- Leaders lead by example. For organizations that on the forefront of patient engagement the topic is far from academic. It’s one thing to talk the talk, but let me share a few examples of how leading organizations are walking the walk. The incentive compensation structure for the revenue cycle team at one organization is no longer tied to ‘traditional’ revenue cycle metrics, patient satisfaction scores now drive 100% of the incentive compensation plan. Another team of financial leaders reexamined their organizations charter to make sure analytics and patient satisfaction were positioned at the core of what it hoped to achieve.
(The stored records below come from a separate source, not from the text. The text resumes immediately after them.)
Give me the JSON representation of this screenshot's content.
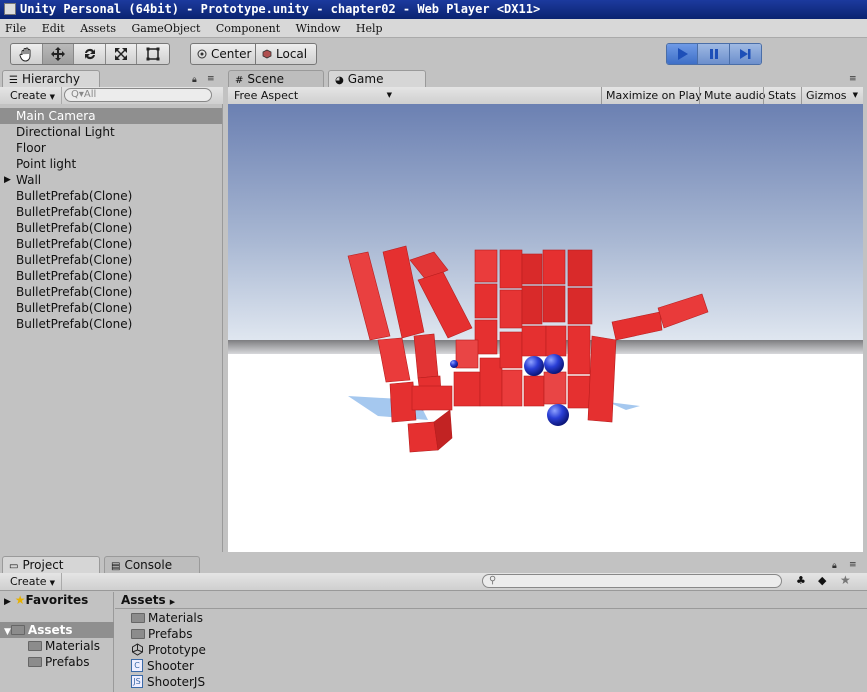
{
  "window": {
    "title": "Unity Personal (64bit) - Prototype.unity - chapter02 - Web Player <DX11>"
  },
  "menu": {
    "items": [
      "File",
      "Edit",
      "Assets",
      "GameObject",
      "Component",
      "Window",
      "Help"
    ]
  },
  "toolbar": {
    "center_label": "Center",
    "local_label": "Local"
  },
  "hierarchy": {
    "tab_label": "Hierarchy",
    "create_label": "Create",
    "search_placeholder": "Q▾All",
    "items": [
      "Main Camera",
      "Directional Light",
      "Floor",
      "Point light",
      "Wall",
      "BulletPrefab(Clone)",
      "BulletPrefab(Clone)",
      "BulletPrefab(Clone)",
      "BulletPrefab(Clone)",
      "BulletPrefab(Clone)",
      "BulletPrefab(Clone)",
      "BulletPrefab(Clone)",
      "BulletPrefab(Clone)",
      "BulletPrefab(Clone)"
    ]
  },
  "views": {
    "scene_tab": "Scene",
    "game_tab": "Game"
  },
  "game": {
    "aspect": "Free Aspect",
    "maximize": "Maximize on Play",
    "mute": "Mute audio",
    "stats": "Stats",
    "gizmos": "Gizmos"
  },
  "project": {
    "project_tab": "Project",
    "console_tab": "Console",
    "create_label": "Create",
    "favorites_label": "Favorites",
    "assets_label": "Assets",
    "tree_children": [
      "Materials",
      "Prefabs"
    ],
    "breadcrumb": "Assets",
    "assets": [
      {
        "name": "Materials",
        "icon": "folder-icon"
      },
      {
        "name": "Prefabs",
        "icon": "folder-icon"
      },
      {
        "name": "Prototype",
        "icon": "unity-scene-icon"
      },
      {
        "name": "Shooter",
        "icon": "csharp-script-icon"
      },
      {
        "name": "ShooterJS",
        "icon": "js-script-icon"
      }
    ]
  },
  "colors": {
    "play_active": "#4a7cd1",
    "selection": "#8f8f8f",
    "cube": "#e53030",
    "sphere": "#2a3fd6"
  }
}
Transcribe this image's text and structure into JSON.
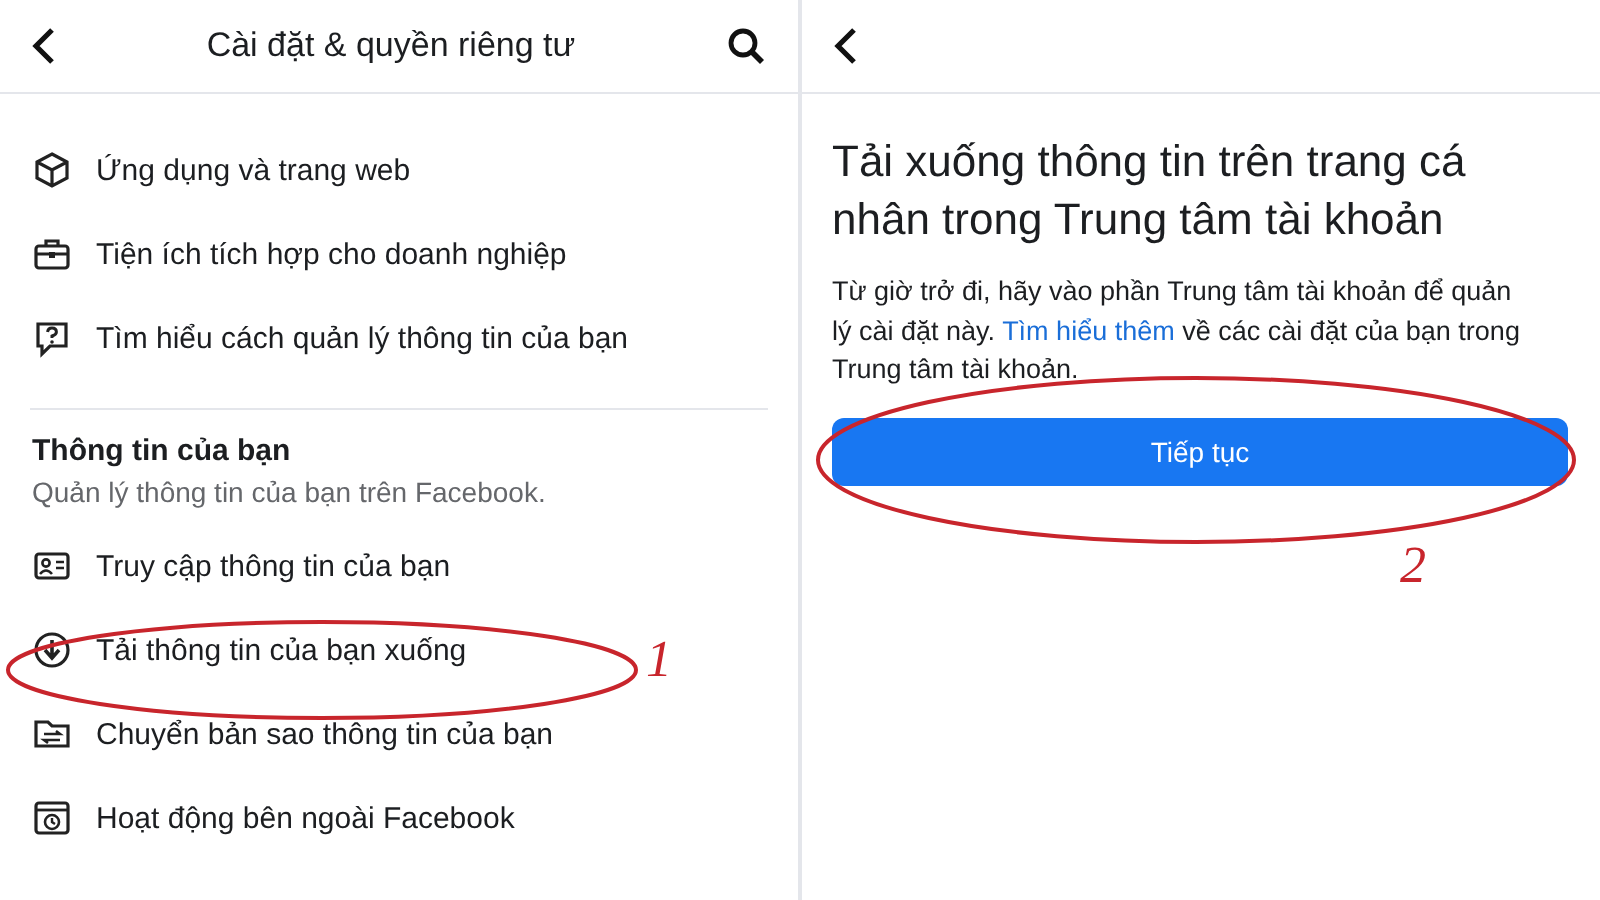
{
  "left_screen": {
    "header": {
      "title": "Cài đặt & quyền riêng tư"
    },
    "items": [
      {
        "label": "Ứng dụng và trang web"
      },
      {
        "label": "Tiện ích tích hợp cho doanh nghiệp"
      },
      {
        "label": "Tìm hiểu cách quản lý thông tin của bạn"
      }
    ],
    "section": {
      "title": "Thông tin của bạn",
      "subtitle": "Quản lý thông tin của bạn trên Facebook.",
      "items": [
        {
          "label": "Truy cập thông tin của bạn"
        },
        {
          "label": "Tải thông tin của bạn xuống"
        },
        {
          "label": "Chuyển bản sao thông tin của bạn"
        },
        {
          "label": "Hoạt động bên ngoài Facebook"
        }
      ]
    }
  },
  "right_screen": {
    "title": "Tải xuống thông tin trên trang cá nhân trong Trung tâm tài khoản",
    "paragraph": {
      "before": "Từ giờ trở đi, hãy vào phần Trung tâm tài khoản để quản lý cài đặt này. ",
      "link": "Tìm hiểu thêm",
      "after": " về các cài đặt của bạn trong Trung tâm tài khoản."
    },
    "button": "Tiếp tục"
  },
  "annotations": [
    {
      "label": "1"
    },
    {
      "label": "2"
    }
  ]
}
They took their suggested changes all the way to the board and executive teams for complete commitment and alignment.
- Competing in the era of (patient) consumerism requires differentiation. We are in a technology-driven services economy that healthcare can no longer escape from. Customer feedback and social media are not going away and as out of pocket costs rise and more and more young tech-savvy patients enter the system, organizations must be laser focused about the experience they are providing for their customers. Organizations that achieve superior customer service will benefit from these trends to help build brand awareness, grow market share and retain patients.
- New outcomes require new tools. Revenue cycle analytics and business intelligence is a perfect example where ‘homegrown’ tools have served a purpose over time and have uncovered key problem areas, but should now be re-considered. As insight becomes a core competency for organizations to deliver a best in class experience for their patients, relying on a single person or small department to maintain homegrown analytics tools and dashboards from across a health network is not a cost-effective or wise strategy. Organizations that are generating actionable insights in the area of claims denials management and patient engagement are rallying around new and advanced technologies so that they can focus their people and processes on their customers.
- Standardize, centralize and personalize. Consistency is a big part of how organizations plan to differentiate amidst a rapidly consolidating market, but as they are learning it’s not as easy as just centralizing business offices and standardizing workflows. To deliver a Starbucks, Zappos or LL Bean-type customer experience, organizations must find or train the right people with the right skill sets to personalize each patient experience. I heard a great example from a CFO this week, who carries personalize business cards in her pocket with her wherever she goes. When she experiences phenomenal customer service, she hands the individual one of her cards that reads something like “you just delivered a great customer experience, thank you. My organization needs people just like you to deliver exception experiences for our customers. Here is my direct phone line, please call me if you are interested.”
At the end of the day, a 100% commitment to patient experience is a change for many in healthcare and getting there will take time. For some organizations, the concept has infiltrated the C-suite and they are ahead of the curve because of it. For those that are not there yet, there is good news; there is no shortage of opportunity to improve your patient engagement game. With millions of newly insured patients entering the system, as well as with the patients your organization serves every day, the opportunity to differentiate starts now!